▶ [EXERCISE DIRECTIONS]
Please show every line from the entries that carries the word "нового".
########
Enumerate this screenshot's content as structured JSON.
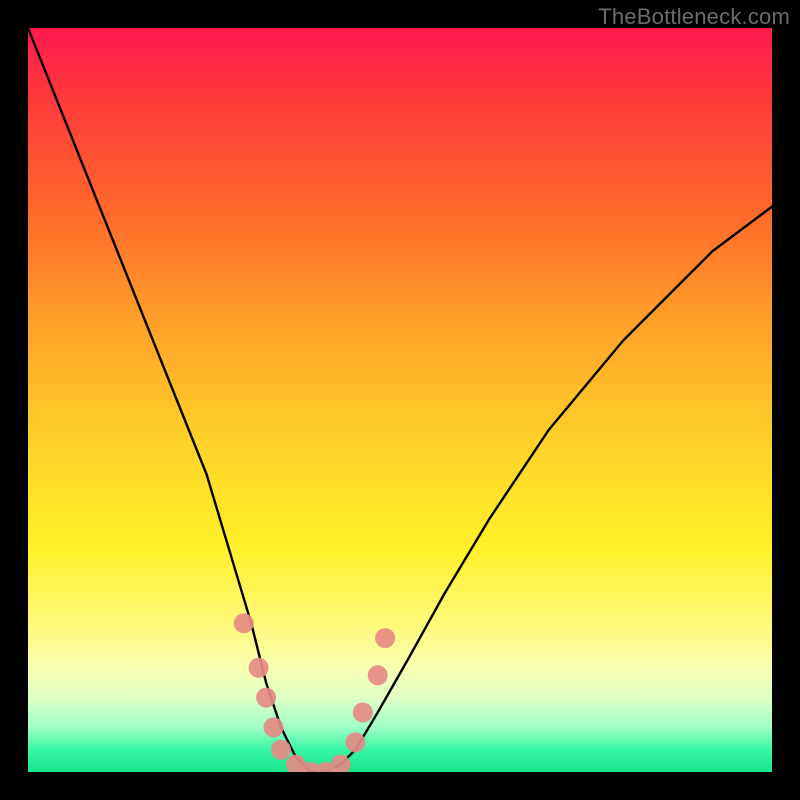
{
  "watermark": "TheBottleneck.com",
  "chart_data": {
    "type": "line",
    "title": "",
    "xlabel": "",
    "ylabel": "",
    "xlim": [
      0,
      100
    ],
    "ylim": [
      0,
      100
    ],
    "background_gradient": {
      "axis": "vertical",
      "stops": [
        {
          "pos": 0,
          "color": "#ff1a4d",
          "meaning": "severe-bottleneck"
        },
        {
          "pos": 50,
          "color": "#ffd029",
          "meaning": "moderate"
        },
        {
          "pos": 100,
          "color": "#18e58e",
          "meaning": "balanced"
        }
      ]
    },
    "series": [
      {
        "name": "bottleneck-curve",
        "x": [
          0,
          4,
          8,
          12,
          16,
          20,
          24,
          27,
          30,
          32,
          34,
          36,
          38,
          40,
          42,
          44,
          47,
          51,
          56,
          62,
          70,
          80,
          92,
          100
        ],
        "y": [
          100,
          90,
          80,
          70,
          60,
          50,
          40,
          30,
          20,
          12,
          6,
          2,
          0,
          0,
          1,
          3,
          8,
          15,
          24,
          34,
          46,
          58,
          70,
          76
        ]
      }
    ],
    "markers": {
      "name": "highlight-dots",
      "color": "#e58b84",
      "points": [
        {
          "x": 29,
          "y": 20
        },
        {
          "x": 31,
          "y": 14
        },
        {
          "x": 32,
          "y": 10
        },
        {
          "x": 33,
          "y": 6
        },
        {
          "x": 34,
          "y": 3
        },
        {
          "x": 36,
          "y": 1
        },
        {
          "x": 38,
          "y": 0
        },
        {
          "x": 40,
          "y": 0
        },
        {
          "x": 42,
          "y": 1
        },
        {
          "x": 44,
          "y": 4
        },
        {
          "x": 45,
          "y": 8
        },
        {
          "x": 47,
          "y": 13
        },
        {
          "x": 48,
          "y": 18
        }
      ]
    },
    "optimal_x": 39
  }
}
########
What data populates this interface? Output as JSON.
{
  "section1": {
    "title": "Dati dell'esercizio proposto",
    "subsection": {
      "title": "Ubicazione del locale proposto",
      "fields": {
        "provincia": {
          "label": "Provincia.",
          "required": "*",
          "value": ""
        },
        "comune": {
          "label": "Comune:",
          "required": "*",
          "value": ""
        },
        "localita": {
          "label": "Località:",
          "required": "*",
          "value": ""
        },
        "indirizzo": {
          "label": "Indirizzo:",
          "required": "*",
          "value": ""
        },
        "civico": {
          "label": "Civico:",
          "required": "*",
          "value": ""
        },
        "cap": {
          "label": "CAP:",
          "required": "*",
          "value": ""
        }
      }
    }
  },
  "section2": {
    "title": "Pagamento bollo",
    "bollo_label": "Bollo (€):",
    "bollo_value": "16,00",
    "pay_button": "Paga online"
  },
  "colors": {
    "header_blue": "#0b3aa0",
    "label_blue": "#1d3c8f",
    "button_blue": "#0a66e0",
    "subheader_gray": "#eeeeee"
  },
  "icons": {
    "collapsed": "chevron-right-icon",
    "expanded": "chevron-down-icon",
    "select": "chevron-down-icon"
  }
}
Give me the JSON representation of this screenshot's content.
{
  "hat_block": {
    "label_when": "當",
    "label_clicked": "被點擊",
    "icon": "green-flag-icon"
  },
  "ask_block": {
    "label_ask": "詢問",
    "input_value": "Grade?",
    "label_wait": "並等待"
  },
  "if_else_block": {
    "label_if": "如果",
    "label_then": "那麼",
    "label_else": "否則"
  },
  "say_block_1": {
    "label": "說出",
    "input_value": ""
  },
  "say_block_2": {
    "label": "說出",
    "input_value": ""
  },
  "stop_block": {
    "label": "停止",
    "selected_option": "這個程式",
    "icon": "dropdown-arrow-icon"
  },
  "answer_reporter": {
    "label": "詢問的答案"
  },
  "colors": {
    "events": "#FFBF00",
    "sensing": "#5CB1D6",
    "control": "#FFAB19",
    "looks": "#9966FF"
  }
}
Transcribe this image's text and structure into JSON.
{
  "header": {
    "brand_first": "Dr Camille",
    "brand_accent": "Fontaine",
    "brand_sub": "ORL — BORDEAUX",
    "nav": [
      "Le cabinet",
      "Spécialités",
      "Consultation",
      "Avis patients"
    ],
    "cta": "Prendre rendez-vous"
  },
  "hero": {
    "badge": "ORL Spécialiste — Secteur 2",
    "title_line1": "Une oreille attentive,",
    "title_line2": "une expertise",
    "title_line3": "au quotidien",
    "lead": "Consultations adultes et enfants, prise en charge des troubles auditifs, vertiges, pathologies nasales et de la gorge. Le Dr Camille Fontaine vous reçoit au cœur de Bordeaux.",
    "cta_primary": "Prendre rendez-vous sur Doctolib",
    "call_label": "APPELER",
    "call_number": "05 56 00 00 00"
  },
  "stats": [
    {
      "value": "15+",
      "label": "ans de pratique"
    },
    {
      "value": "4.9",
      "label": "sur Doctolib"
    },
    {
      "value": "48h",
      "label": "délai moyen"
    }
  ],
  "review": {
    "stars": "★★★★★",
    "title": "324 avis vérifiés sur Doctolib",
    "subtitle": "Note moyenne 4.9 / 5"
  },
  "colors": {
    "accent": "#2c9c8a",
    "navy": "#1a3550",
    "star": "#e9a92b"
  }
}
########
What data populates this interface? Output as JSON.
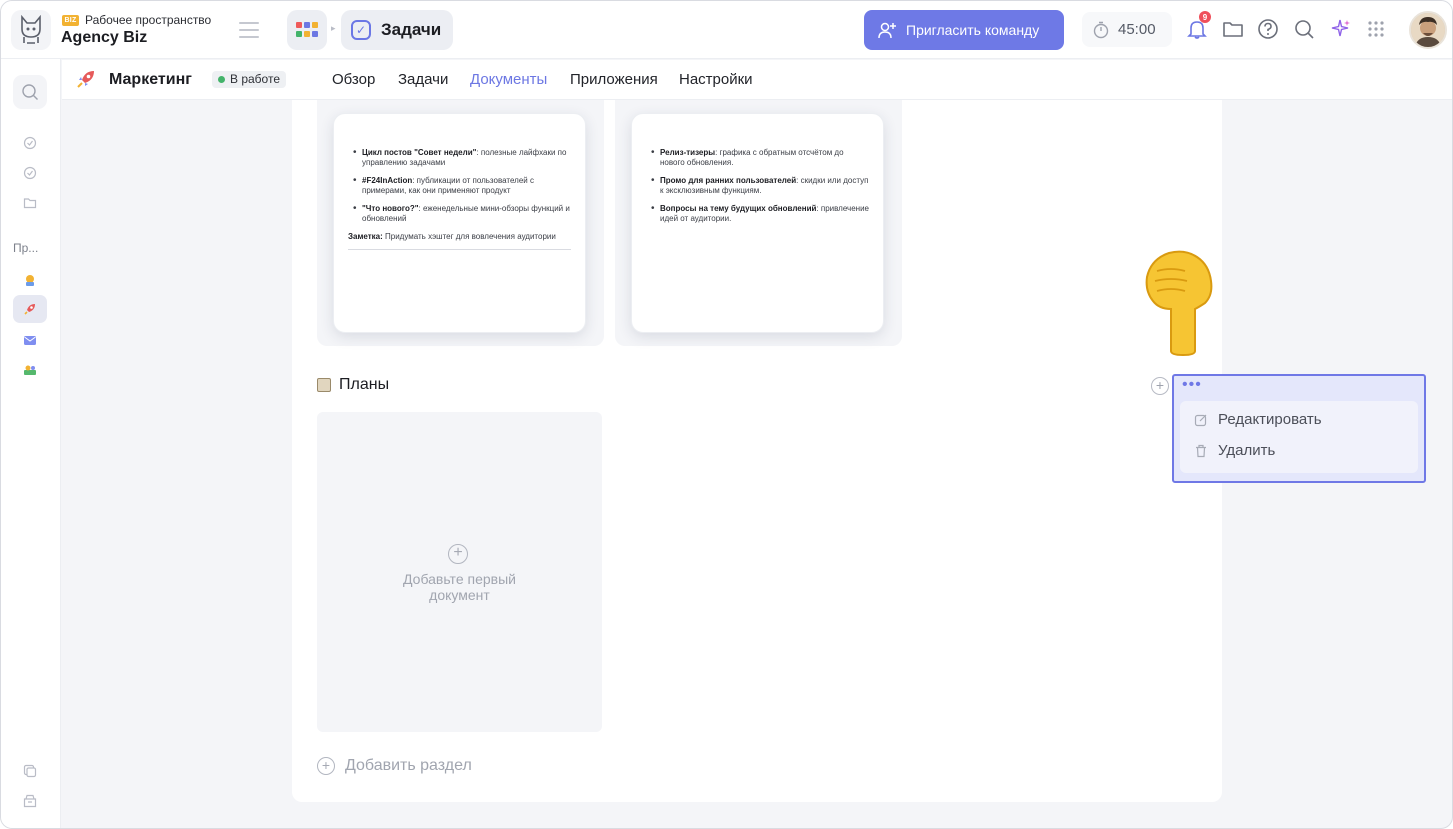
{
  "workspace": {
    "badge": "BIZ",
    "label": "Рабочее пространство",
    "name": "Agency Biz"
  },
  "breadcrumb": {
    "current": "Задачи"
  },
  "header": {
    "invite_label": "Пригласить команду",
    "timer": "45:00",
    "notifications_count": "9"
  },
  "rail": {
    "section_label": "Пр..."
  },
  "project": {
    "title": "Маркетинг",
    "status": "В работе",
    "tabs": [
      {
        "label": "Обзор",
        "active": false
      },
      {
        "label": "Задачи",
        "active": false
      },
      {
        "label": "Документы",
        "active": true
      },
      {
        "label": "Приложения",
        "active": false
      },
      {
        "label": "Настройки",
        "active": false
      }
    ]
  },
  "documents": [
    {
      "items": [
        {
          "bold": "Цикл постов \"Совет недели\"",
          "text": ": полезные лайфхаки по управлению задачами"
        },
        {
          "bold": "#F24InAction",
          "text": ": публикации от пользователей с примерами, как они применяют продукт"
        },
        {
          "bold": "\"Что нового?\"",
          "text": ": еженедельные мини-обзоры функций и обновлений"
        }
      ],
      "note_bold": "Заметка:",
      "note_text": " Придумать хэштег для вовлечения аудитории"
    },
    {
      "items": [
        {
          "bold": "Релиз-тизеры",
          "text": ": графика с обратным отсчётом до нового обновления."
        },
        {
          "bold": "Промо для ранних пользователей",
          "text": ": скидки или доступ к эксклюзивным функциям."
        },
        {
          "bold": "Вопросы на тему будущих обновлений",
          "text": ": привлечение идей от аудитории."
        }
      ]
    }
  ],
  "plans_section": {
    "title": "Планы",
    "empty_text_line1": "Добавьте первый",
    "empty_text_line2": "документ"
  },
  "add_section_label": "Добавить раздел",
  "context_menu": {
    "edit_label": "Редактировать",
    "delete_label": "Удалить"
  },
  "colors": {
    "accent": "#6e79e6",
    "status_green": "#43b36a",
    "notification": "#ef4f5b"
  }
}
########
▶ [RESULT]
          "bold": "\"Что нового?\"",
          "text": ": графика с обратным отсчётом до нового обновления."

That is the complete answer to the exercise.